Feel free to comment and add information that you feel may be helpful.

The Prison called Gehring Hall

Its part of Depaul now. The Theatre  Annex. This made me me laugh. Prior to be a building for a theatre department, it was a maternity home.  Prior to that, it was a convent. Something amusing in that to me. Something ironic.

Today they act in that building. We acted in that building in 1986 only we were unwed moms.We were acting okay. We were acting strong. We were acting like we could handle losing our children. We were pretending that our pain did not matter and that we did not matter to the lives of our children. We were acting good and proper and respectful. We had all been so “bad” by gettrnig pregnant. Act good now. Behave now.  Maybe we helped make that building the Theatre Annex. For sure, the building has a lot of negative energy and emotions frozen in the floors and walls. Surely, you can draw from that when you are acting.

It was a dreary building. Inside and out. Sterile. I suppose that is the former convent quality. My room was small. They all were. A single bed, a closet, a desk, a basin and mirror. Vinyl flooring. I think it was green. It was so dreary. So depressing. I used to leave the window open. January in Chicago and the window was wide open.  The girls would tease me that the could walk by my door and feel the arctic wind blow from beneath it. Not sure if the room was hot. I do remember the cold kept me awake, feeling alive. I felt that if I got too warm, if I slept too much, I might not wake up.

I hated the place. I really did. It was like prison. Oh, my girls tried their best to help. We all did. Carole, Cori, Megan, Kathleen. They all tried so hard. Put on a happy face. Forget the fact that you family, friends, the father of your child has discarded you.

I think I recall being told I was quiet and withdrawn. Carole would remember better than me. She took me under her wing. I dont know what she would remember today. What she would say. I do remember her taking me downtown for the first time and me being amazed at the skyscrapers. Looking up in wonder. Her laughing at me. Telling me I looked like a tourist. I also asked her why she was being so nice to me. She still remembers that and finds it amusing. But I meant it. No one was nice to me. Like ever. Only my daughters father and well, look where that got me? I dont remember what she said.

She made those days bearable for me. A few years older than me, wiser. A cross between a mother, sister, friend. Not sure I could have survived the time in the prison home without her.

That building has to have bad energy. Bad Karma. Kinda like the house built on the burial ground in Poltergiest. Too many women and children were separated in that house. Too many mamas cried to themselves, to the children in their wombs. I am sure the walls weep with condensation. Tears of the mothers. Tears of the children.

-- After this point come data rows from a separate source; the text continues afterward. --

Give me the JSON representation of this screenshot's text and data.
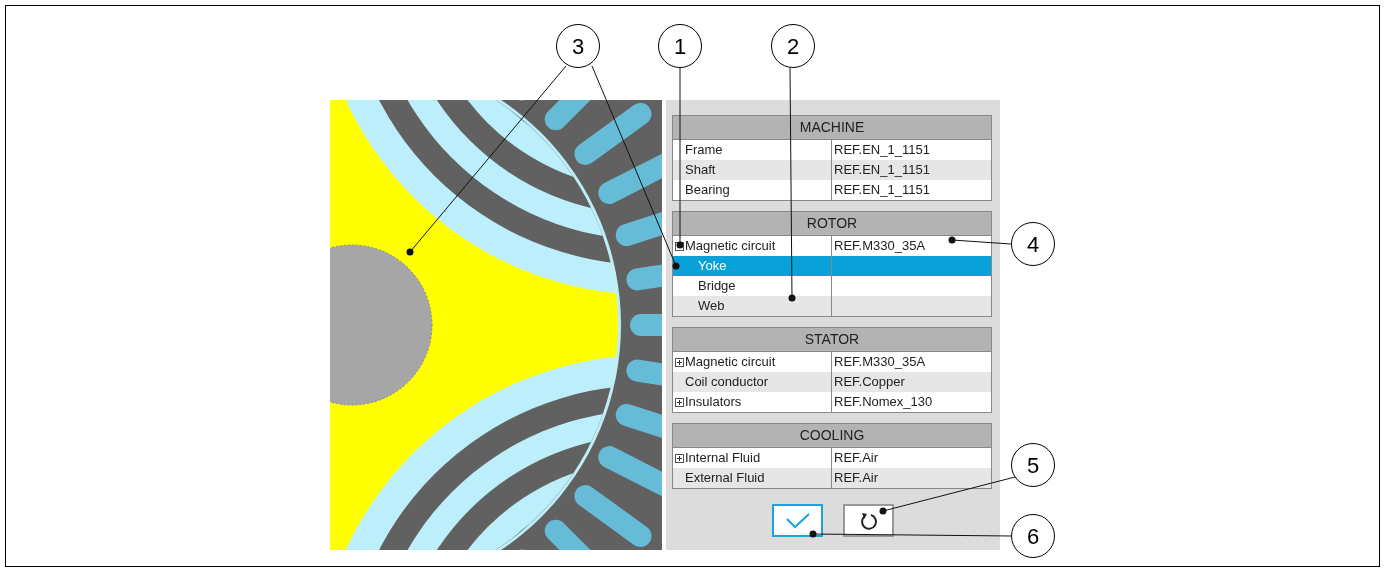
{
  "sections": [
    {
      "title": "MACHINE",
      "rows": [
        {
          "name": "Frame",
          "value": "REF.EN_1_1151",
          "selected": false
        },
        {
          "name": "Shaft",
          "value": "REF.EN_1_1151",
          "selected": false
        },
        {
          "name": "Bearing",
          "value": "REF.EN_1_1151",
          "selected": false
        }
      ]
    },
    {
      "title": "ROTOR",
      "rows": [
        {
          "name": "Magnetic circuit",
          "value": "REF.M330_35A",
          "selected": false,
          "expanded": true,
          "children": [
            {
              "name": "Yoke",
              "selected": true
            },
            {
              "name": "Bridge",
              "selected": false
            },
            {
              "name": "Web",
              "selected": false
            }
          ]
        }
      ]
    },
    {
      "title": "STATOR",
      "rows": [
        {
          "name": "Magnetic circuit",
          "value": "REF.M330_35A",
          "selected": false,
          "expanded": false
        },
        {
          "name": "Coil conductor",
          "value": "REF.Copper",
          "selected": false
        },
        {
          "name": "Insulators",
          "value": "REF.Nomex_130",
          "selected": false,
          "expanded": false
        }
      ]
    },
    {
      "title": "COOLING",
      "rows": [
        {
          "name": "Internal Fluid",
          "value": "REF.Air",
          "selected": false,
          "expanded": false
        },
        {
          "name": "External Fluid",
          "value": "REF.Air",
          "selected": false
        }
      ]
    }
  ],
  "buttons": [
    {
      "kind": "apply",
      "selected": true
    },
    {
      "kind": "reset",
      "selected": false
    }
  ],
  "callouts": [
    "3",
    "1",
    "2",
    "4",
    "5",
    "6"
  ]
}
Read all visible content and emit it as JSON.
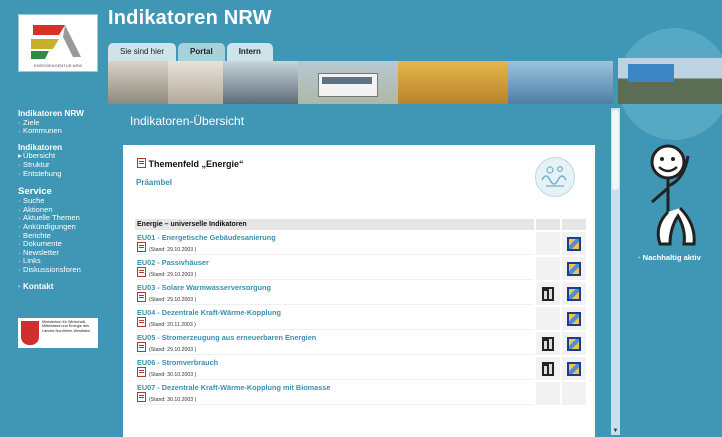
{
  "header": {
    "site_title": "Indikatoren NRW",
    "tabs": [
      {
        "label": "Sie sind hier"
      },
      {
        "label": "Portal"
      },
      {
        "label": "Intern"
      }
    ]
  },
  "sidebar": {
    "sections": [
      {
        "head": "Indikatoren NRW",
        "items": [
          "Ziele",
          "Kommunen"
        ]
      },
      {
        "head": "Indikatoren",
        "items": [
          "Übersicht",
          "Struktur",
          "Entstehung"
        ]
      },
      {
        "head": "Service",
        "items": [
          "Suche",
          "Aktionen",
          "Aktuelle Themen",
          "Ankündigungen",
          "Berichte",
          "Dokumente",
          "Newsletter",
          "Links",
          "Diskussionsforen"
        ]
      },
      {
        "head": "Kontakt",
        "items": []
      }
    ],
    "logo_text": "ENERGIEAGENTUR.NRW",
    "ministry_text": "Ministerium für Wirtschaft, Mittelstand und Energie des Landes Nordrhein-Westfalen"
  },
  "main": {
    "heading": "Indikatoren-Übersicht",
    "theme_title": "Themenfeld „Energie“",
    "praembel": "Präambel",
    "table_header": "Energie – universelle Indikatoren",
    "rows": [
      {
        "title": "EU01 - Energetische Gebäudesanierung",
        "stand": "(Stand: 29.10.2003 )",
        "chart": false,
        "map": true
      },
      {
        "title": "EU02 - Passivhäuser",
        "stand": "(Stand: 29.10.2003 )",
        "chart": false,
        "map": true
      },
      {
        "title": "EU03 - Solare Warmwasserversorgung",
        "stand": "(Stand: 29.10.2003 )",
        "chart": true,
        "map": true
      },
      {
        "title": "EU04 - Dezentrale Kraft-Wärme-Kopplung",
        "stand": "(Stand: 20.11.2003 )",
        "chart": false,
        "map": true
      },
      {
        "title": "EU05 - Stromerzeugung aus erneuerbaren Energien",
        "stand": "(Stand: 29.10.2003 )",
        "chart": true,
        "map": true
      },
      {
        "title": "EU06 - Stromverbrauch",
        "stand": "(Stand: 30.10.2003 )",
        "chart": true,
        "map": true
      },
      {
        "title": "EU07 - Dezentrale Kraft-Wärme-Kopplung mit Biomasse",
        "stand": "(Stand: 30.10.2003 )",
        "chart": false,
        "map": false
      }
    ]
  },
  "right": {
    "label": "Nachhaltig aktiv"
  },
  "colors": {
    "background": "#3f97b5",
    "link": "#3a8fb0",
    "panel": "#ffffff"
  }
}
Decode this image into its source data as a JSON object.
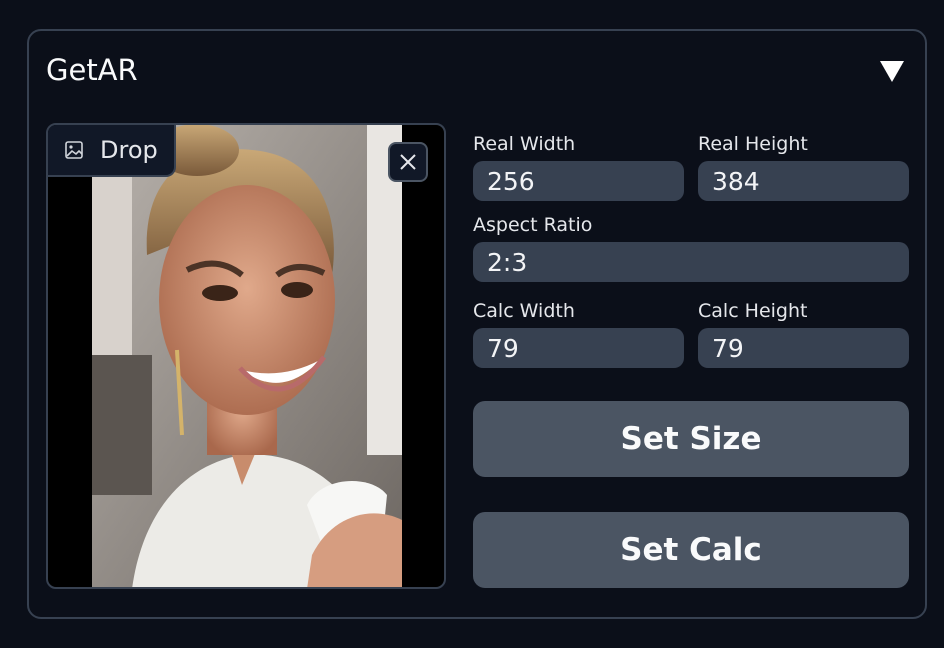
{
  "panel": {
    "title": "GetAR",
    "toggle_icon": "triangle-down-icon"
  },
  "image": {
    "drop_label": "Drop",
    "drop_icon": "image-icon",
    "close_icon": "close-icon",
    "alt": "Portrait photo"
  },
  "fields": {
    "real_width": {
      "label": "Real Width",
      "value": "256"
    },
    "real_height": {
      "label": "Real Height",
      "value": "384"
    },
    "aspect_ratio": {
      "label": "Aspect Ratio",
      "value": "2:3"
    },
    "calc_width": {
      "label": "Calc Width",
      "value": "79"
    },
    "calc_height": {
      "label": "Calc Height",
      "value": "79"
    }
  },
  "buttons": {
    "set_size": "Set Size",
    "set_calc": "Set Calc"
  },
  "colors": {
    "background": "#0b0f19",
    "field_bg": "#374151",
    "button_bg": "#4b5563",
    "border": "#374151"
  }
}
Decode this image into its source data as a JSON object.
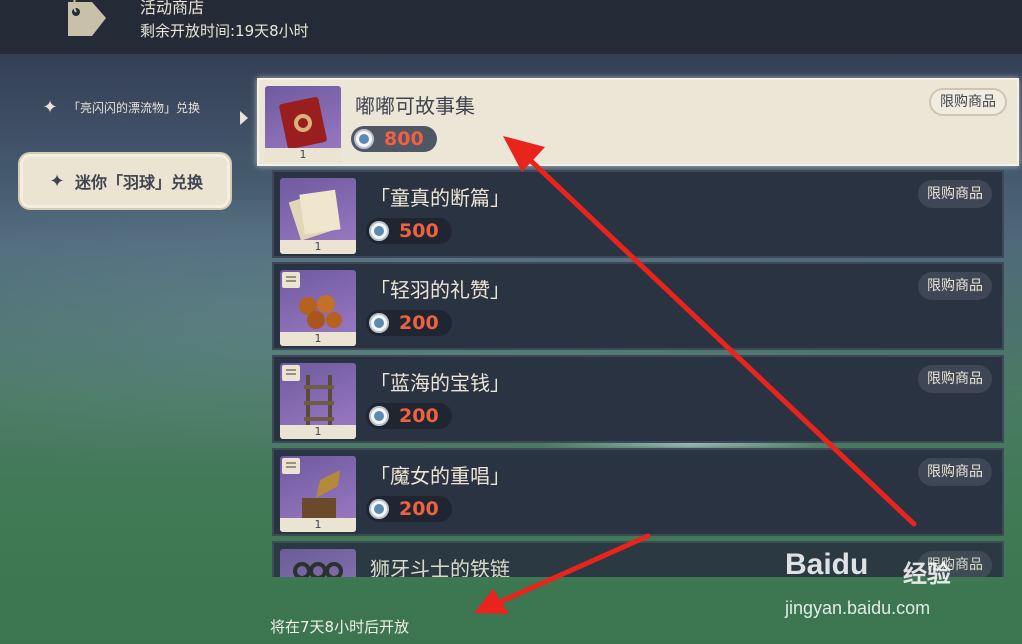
{
  "header": {
    "title": "活动商店",
    "remaining": "剩余开放时间:19天8小时"
  },
  "sidebar": {
    "items": [
      {
        "label": "「亮闪闪的漂流物」兑换"
      },
      {
        "label": "迷你「羽球」兑换"
      }
    ]
  },
  "shop": {
    "items": [
      {
        "name": "嘟嘟可故事集",
        "price": "800",
        "qty": "1",
        "badge": "限购商品"
      },
      {
        "name": "「童真的断篇」",
        "price": "500",
        "qty": "1",
        "badge": "限购商品"
      },
      {
        "name": "「轻羽的礼赞」",
        "price": "200",
        "qty": "1",
        "badge": "限购商品"
      },
      {
        "name": "「蓝海的宝钱」",
        "price": "200",
        "qty": "1",
        "badge": "限购商品"
      },
      {
        "name": "「魔女的重唱」",
        "price": "200",
        "qty": "1",
        "badge": "限购商品"
      },
      {
        "name": "狮牙斗士的铁链",
        "badge": "限购商品"
      }
    ]
  },
  "footer": {
    "note": "将在7天8小时后开放"
  },
  "watermark": {
    "logo": "Baidu",
    "logo_cn": "经验",
    "url": "jingyan.baidu.com"
  },
  "colors": {
    "price": "#ef6140",
    "arrow": "#e8241c",
    "selected_bg": "#ece6d6",
    "item_bg": "#2a3342"
  }
}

I stood across the street and just stared. Flashbacks of groups of pregnant women coming and going. House mothers. Megan coming back after the delivery with a cane. Her hip separated during delivery. Trudy with Jim. A lucky one that got to leave and get married. I saw them all.

Ghosts of days gone by.